Now Streaming: Black Box (2020) - Reviewed

 “There comes an end to all things; the most capacious measure is filled at last; 
and this brief condescension to evil finally destroyed the balance of my soul.”
― Robert Louis Stevenson, The Strange Case of Dr. Jekyll and Mr. Hyde

Robert Louis Stevenson’s 1886 gothic novella The Strange Case of Dr. Jekyll and Mr. Hyde is a tale with which most of us have some familiarity. It is the story of a doctor who, wishing to indulge in his darker urges without consequence, develops a potion allowing for the separation of the good and evil parts of himself. Ultimately, this imbalance causes Dr. Jekyll to lose the ability to control his evil (Mr. Hyde) side, where it then consumes him. The overarching lesson being the need for balance in the inherent duality of man. 

Director Emmanuel Osei-Kuffour’s first feature length film Black Box (2020) is also a tale of duality. Produced by Blumhouse Productions and Amazon Studios, the film at first glance appears to be a paranormal horror with psychological elements. In addition, Black Box has the same producers as Get Out (2017), so it is hard not to think of the Jordan Peele film when the viewer sees the hypnosis scenes in the trailer. However, Osei-Kuffour’s freshman work is something deeper and altogether different. 

Black Box begins with photographer Nolan Wright (Mamoudou Athie) sitting in his living room watching a video of the first time he held his daughter. He does not appear to have any major emotional reaction as he gazes at the images.  The film cuts to shots of various areas around the house and the audience sees Post It notes containing simple instructions like “cups go here”.  As the opening scenes unfold, it become apparent through these small clues and conversations with his young daughter (Amanda Christine) that Nolan is suffering from some selective memory loss. The audience later learns this loss is the result of a horrific car accident that killed his wife and left him briefly brain dead. 

Courtesy of Amazon Studios

Neuropsychiatrist Dr. Lillian Brooks (Phylicia Rashad) spends the early part of the film hounding Mr. Wright in an attempt to get him to participate in an experimental treatment. The motivation behind this enthusiasm is unknown, but she is particularly interested in Mr. Wright. The treatment itself involves a ‘black box’, which induces a sort of dream hypnosis, that Brooks claims has the ability to fix this type of brain damage.
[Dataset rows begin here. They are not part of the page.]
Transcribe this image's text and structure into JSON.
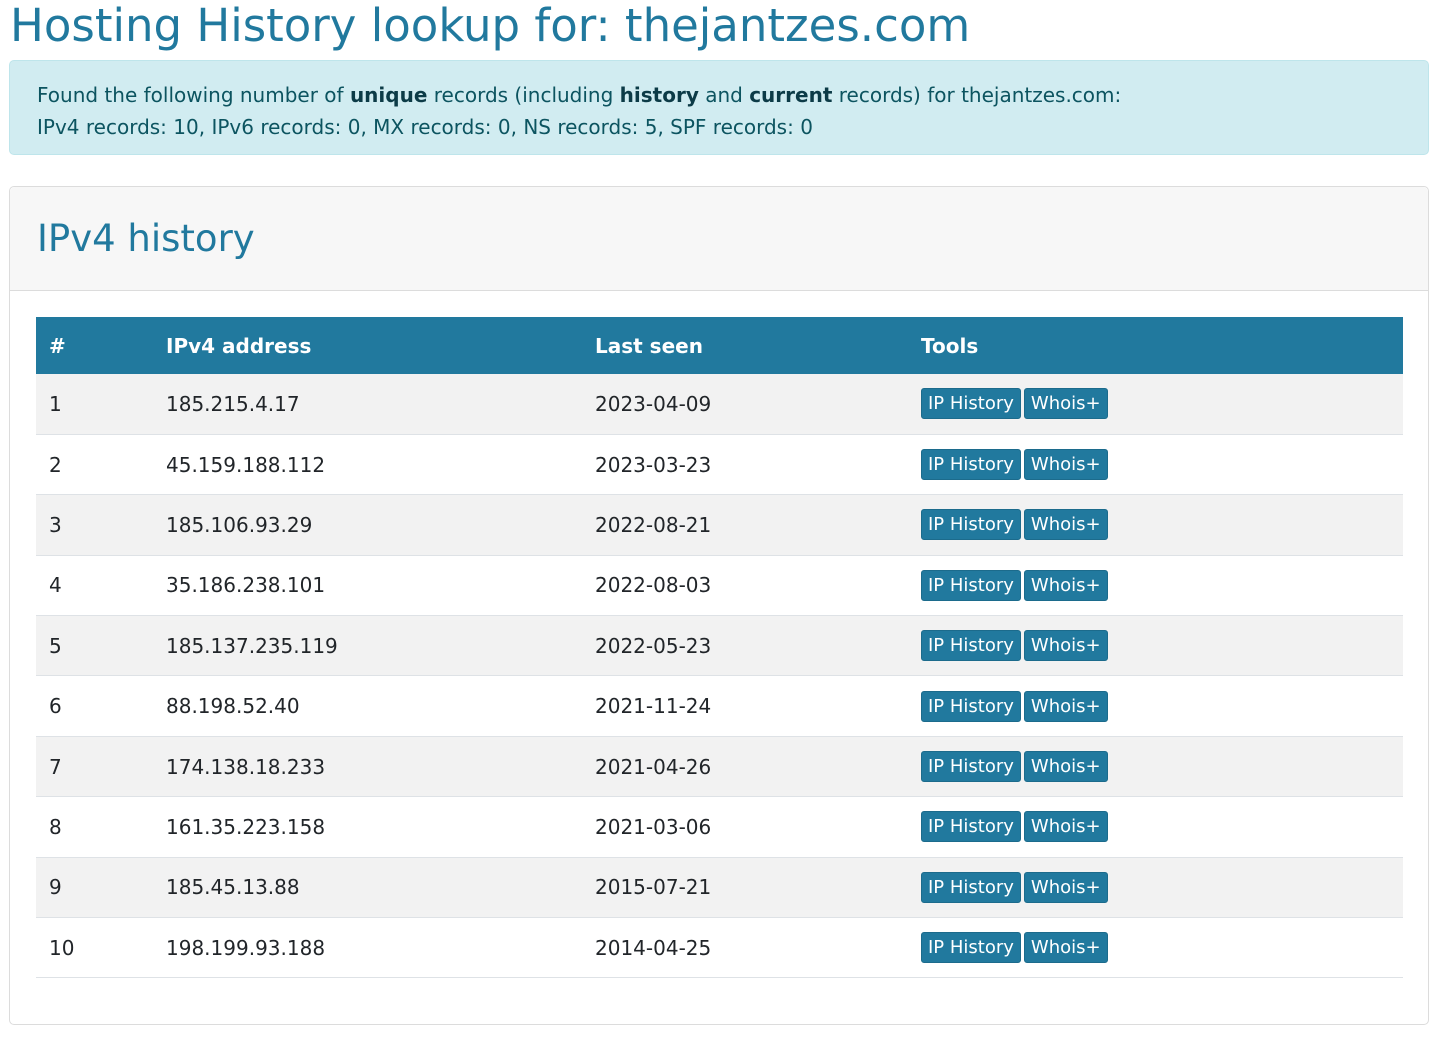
{
  "page": {
    "title": "Hosting History lookup for: thejantzes.com"
  },
  "summary": {
    "line1_pre": "Found the following number of ",
    "unique": "unique",
    "line1_mid1": " records (including ",
    "history": "history",
    "line1_mid2": " and ",
    "current": "current",
    "line1_post": " records) for thejantzes.com:",
    "line2": "IPv4 records: 10, IPv6 records: 0, MX records: 0, NS records: 5, SPF records: 0"
  },
  "ipv4": {
    "heading": "IPv4 history",
    "columns": [
      "#",
      "IPv4 address",
      "Last seen",
      "Tools"
    ],
    "button_ip_history": "IP History",
    "button_whois": "Whois+",
    "rows": [
      {
        "num": "1",
        "ip": "185.215.4.17",
        "last_seen": "2023-04-09"
      },
      {
        "num": "2",
        "ip": "45.159.188.112",
        "last_seen": "2023-03-23"
      },
      {
        "num": "3",
        "ip": "185.106.93.29",
        "last_seen": "2022-08-21"
      },
      {
        "num": "4",
        "ip": "35.186.238.101",
        "last_seen": "2022-08-03"
      },
      {
        "num": "5",
        "ip": "185.137.235.119",
        "last_seen": "2022-05-23"
      },
      {
        "num": "6",
        "ip": "88.198.52.40",
        "last_seen": "2021-11-24"
      },
      {
        "num": "7",
        "ip": "174.138.18.233",
        "last_seen": "2021-04-26"
      },
      {
        "num": "8",
        "ip": "161.35.223.158",
        "last_seen": "2021-03-06"
      },
      {
        "num": "9",
        "ip": "185.45.13.88",
        "last_seen": "2015-07-21"
      },
      {
        "num": "10",
        "ip": "198.199.93.188",
        "last_seen": "2014-04-25"
      }
    ]
  },
  "colors": {
    "primary": "#21799e",
    "alert_bg": "#d1ecf1",
    "alert_text": "#0c5460"
  }
}
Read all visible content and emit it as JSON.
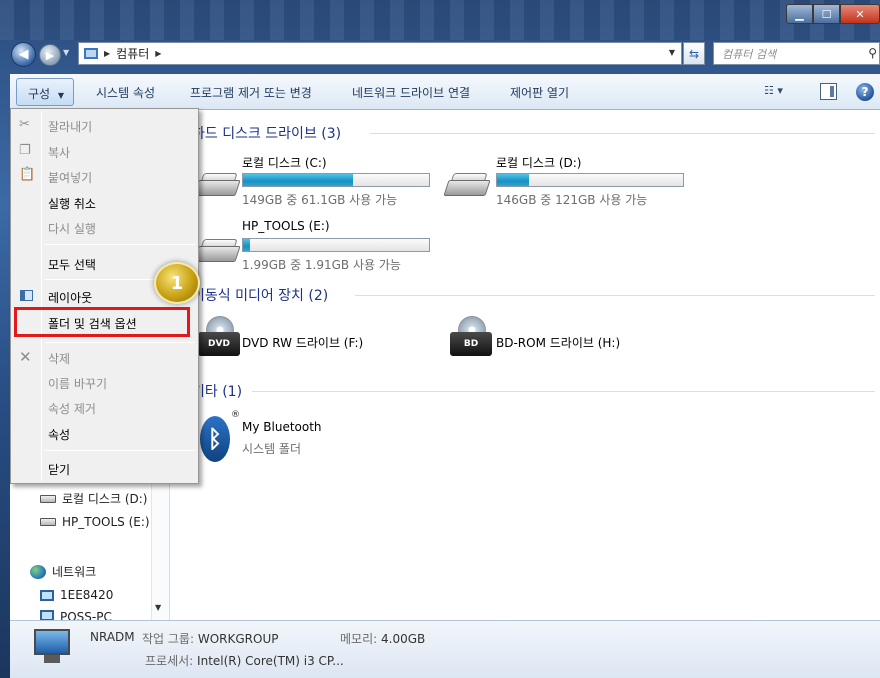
{
  "address": {
    "path": "컴퓨터",
    "search_placeholder": "컴퓨터 검색"
  },
  "toolbar": {
    "organize": "구성",
    "system_properties": "시스템 속성",
    "uninstall": "프로그램 제거 또는 변경",
    "map_drive": "네트워크 드라이브 연결",
    "control_panel": "제어판 열기"
  },
  "groups": {
    "hard_disks": "하드 디스크 드라이브 (3)",
    "removable": "이동식 미디어 장치 (2)",
    "other": "기타 (1)"
  },
  "drives": [
    {
      "name": "로컬 디스크 (C:)",
      "free_text": "149GB 중 61.1GB 사용 가능",
      "used_fraction": 0.59
    },
    {
      "name": "로컬 디스크 (D:)",
      "free_text": "146GB 중 121GB 사용 가능",
      "used_fraction": 0.17
    },
    {
      "name": "HP_TOOLS (E:)",
      "free_text": "1.99GB 중 1.91GB 사용 가능",
      "used_fraction": 0.04
    }
  ],
  "removable_drives": [
    {
      "name": "DVD RW 드라이브 (F:)",
      "badge": "DVD"
    },
    {
      "name": "BD-ROM 드라이브 (H:)",
      "badge": "BD"
    }
  ],
  "other_items": [
    {
      "name": "My Bluetooth",
      "subtitle": "시스템 폴더",
      "mark": "®"
    }
  ],
  "nav": {
    "items": [
      {
        "label": "로컬 디스크 (D:)"
      },
      {
        "label": "HP_TOOLS (E:)"
      },
      {
        "label": "네트워크"
      },
      {
        "label": "1EE8420"
      },
      {
        "label": "POSS-PC"
      }
    ]
  },
  "menu": {
    "items": [
      {
        "label": "잘라내기"
      },
      {
        "label": "복사"
      },
      {
        "label": "붙여넣기"
      },
      {
        "label": "실행 취소"
      },
      {
        "label": "다시 실행"
      },
      {
        "label": "모두 선택"
      },
      {
        "label": "레이아웃"
      },
      {
        "label": "폴더 및 검색 옵션"
      },
      {
        "label": "삭제"
      },
      {
        "label": "이름 바꾸기"
      },
      {
        "label": "속성 제거"
      },
      {
        "label": "속성"
      },
      {
        "label": "닫기"
      }
    ]
  },
  "step_badge": "1",
  "details": {
    "name": "NRADM",
    "workgroup_label": "작업 그룹:",
    "workgroup_value": "WORKGROUP",
    "memory_label": "메모리:",
    "memory_value": "4.00GB",
    "processor_label": "프로세서:",
    "processor_value": "Intel(R) Core(TM) i3 CP..."
  },
  "colors": {
    "highlight_border": "#e0191b",
    "drive_bar": "#1b8fc2",
    "group_title": "#1e3287"
  }
}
After multiple inconclusive tests, Nolan reluctantly agrees in a desperate attempt to regain his lost memories in order to be able to care for his daughter. Brooks tells Nolan the therapy is like a virtual reality simulation, which allows him to experience his damaged memories in real time. As the sessions get underway, Nolan’s therapy becomes unsettling because someone or something inside of these memories is trying to attack him. 
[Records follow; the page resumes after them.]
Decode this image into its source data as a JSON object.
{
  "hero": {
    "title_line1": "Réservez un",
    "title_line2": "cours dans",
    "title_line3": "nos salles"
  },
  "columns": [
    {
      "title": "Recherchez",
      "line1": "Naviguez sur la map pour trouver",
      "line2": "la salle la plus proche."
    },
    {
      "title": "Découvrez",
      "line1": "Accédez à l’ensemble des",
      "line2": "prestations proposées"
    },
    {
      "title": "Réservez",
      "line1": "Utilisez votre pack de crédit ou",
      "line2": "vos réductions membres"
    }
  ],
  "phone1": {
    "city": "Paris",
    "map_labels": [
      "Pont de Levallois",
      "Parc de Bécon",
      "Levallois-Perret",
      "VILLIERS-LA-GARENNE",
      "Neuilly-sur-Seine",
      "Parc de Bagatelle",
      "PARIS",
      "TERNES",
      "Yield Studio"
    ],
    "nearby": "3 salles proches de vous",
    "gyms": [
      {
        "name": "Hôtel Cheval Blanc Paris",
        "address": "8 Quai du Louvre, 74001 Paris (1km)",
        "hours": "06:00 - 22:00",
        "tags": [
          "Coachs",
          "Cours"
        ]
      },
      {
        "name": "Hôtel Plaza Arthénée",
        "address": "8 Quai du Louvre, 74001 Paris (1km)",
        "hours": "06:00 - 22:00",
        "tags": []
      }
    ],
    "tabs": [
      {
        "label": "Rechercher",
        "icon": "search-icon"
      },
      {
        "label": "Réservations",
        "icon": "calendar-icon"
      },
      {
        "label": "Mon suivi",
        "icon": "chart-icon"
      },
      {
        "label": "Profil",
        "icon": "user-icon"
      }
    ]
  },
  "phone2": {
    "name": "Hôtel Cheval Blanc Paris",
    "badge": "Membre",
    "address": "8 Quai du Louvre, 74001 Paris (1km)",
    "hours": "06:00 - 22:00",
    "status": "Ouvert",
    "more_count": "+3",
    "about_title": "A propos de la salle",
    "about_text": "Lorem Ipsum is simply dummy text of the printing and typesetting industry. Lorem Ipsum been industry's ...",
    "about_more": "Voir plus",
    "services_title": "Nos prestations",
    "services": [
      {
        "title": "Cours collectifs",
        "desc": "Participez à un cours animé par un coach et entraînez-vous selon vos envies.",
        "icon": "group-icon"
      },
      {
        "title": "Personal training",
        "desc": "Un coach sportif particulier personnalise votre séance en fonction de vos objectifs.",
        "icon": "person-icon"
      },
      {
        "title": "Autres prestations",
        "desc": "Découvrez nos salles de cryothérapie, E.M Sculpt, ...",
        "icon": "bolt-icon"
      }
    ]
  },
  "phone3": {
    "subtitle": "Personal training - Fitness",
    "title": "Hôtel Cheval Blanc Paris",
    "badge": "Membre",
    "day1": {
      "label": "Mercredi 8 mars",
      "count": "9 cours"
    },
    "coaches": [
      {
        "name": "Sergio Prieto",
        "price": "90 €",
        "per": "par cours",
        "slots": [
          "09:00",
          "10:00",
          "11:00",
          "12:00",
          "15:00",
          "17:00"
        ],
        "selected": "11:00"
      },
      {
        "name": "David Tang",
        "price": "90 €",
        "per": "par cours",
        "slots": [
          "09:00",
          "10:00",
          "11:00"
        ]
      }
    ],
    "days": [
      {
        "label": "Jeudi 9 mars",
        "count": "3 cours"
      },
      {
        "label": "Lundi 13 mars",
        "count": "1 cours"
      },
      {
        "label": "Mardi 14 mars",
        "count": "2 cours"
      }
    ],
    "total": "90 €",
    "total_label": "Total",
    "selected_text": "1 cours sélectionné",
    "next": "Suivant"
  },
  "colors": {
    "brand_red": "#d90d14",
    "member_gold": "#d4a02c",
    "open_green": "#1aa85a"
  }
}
Nolan takes the audience on an investigative journey as he unfolds the pieces of the memories from his sessions. Because his traumatic brain injury causes him to be an unreliable narrator, the experience feels groundless and harrowing. The multiple inconsistencies in the stories told to Nolan by his family and doctor drive the investigation inward forcing him, and the audience, to examine Nolan’s fractured identity by venturing down a Freudian rabbit hole. As D.H. Lawrence once wrote, “The most normal people have the worst subterranean selves.”
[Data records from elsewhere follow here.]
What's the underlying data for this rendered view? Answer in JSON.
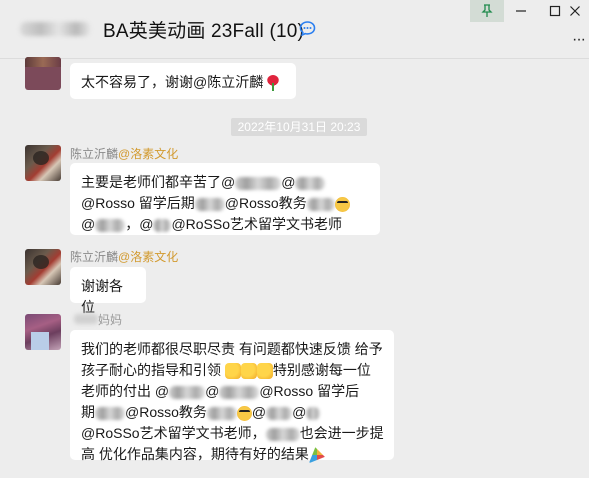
{
  "window": {
    "title": "BA英美动画 23Fall (10)",
    "more_label": "···"
  },
  "messages": [
    {
      "id": "m1",
      "text": "太不容易了，谢谢@陈立沂麟"
    },
    {
      "id": "m2",
      "sender_name": "陈立沂麟",
      "sender_tag": "@洛素文化",
      "line1_a": "主要是老师们都辛苦了@",
      "line1_b": "@",
      "line2_a": "@Rosso 留学后期",
      "line2_b": "@Rosso教务",
      "line3_a": "@",
      "line3_b": "，@",
      "line3_c": "@RoSSo艺术留学文书老师"
    },
    {
      "id": "m3",
      "sender_name": "陈立沂麟",
      "sender_tag": "@洛素文化",
      "text": "谢谢各位"
    },
    {
      "id": "m4",
      "sender_name": "妈妈",
      "line1": "我们的老师都很尽职尽责 有问题都快速反馈 给予",
      "line2_a": "孩子耐心的指导和引领",
      "line2_b": "特别感谢每一位",
      "line3_a": "老师的付出 @",
      "line3_b": "@",
      "line3_c": "@Rosso 留学后",
      "line4_a": "期",
      "line4_b": "@Rosso教务",
      "line4_c": "@",
      "line4_d": "@",
      "line5_a": "@RoSSo艺术留学文书老师，",
      "line5_b": "也会进一步提",
      "line6": "高 优化作品集内容，期待有好的结果"
    }
  ],
  "timestamp": "2022年10月31日 20:23",
  "colors": {
    "background": "#ededed",
    "bubble": "#ffffff",
    "sender_tag": "#d29a2f",
    "timestamp_bg": "#dadada"
  },
  "icons": [
    "chat-bubble-icon",
    "pin-icon",
    "minimize-icon",
    "maximize-icon",
    "close-icon",
    "more-icon",
    "rose-emoji",
    "grin-emoji",
    "thumbs-up-emoji",
    "party-popper-emoji"
  ]
}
Courtesy of Amazon Studios

In order to pull this off, Black Box demands Mamoudou Athie act as chameleon, shifting personalities throughout the film. Athie’s dynamic performance is grounded by Amanda Christie’s charm and given an ominous backdrop with Phylicia Rashad’s eerie and motherly portrayal of Dr. Brooks. Cinematographer Hilda Mercado’s utilization of handheld shots enhance the anxiety crescendo in Black Box while Osei-Kuffour’s storytelling tightly propels the narrative forward. This combination gives viewers a clean and suspenseful ride through the subconscious. 

Overall, Emmanuel Osei-Kuffour’s Black Box is a cerebral and nightmarish allegory on the duality of the self. The inceptionesk tale drags you down an infinity mirror of identity where it questions humanity’s ability to choose their selfdom. When it comes right down to it, do we really know who is in there? Is it Dr. Jekyll or Mr. Hyde?  Like the lawyer in Stevenson’s novella says, “If he be Mr. Hyde…I shall be Mr. Seek.”  - 4/5

-Dawn Stronski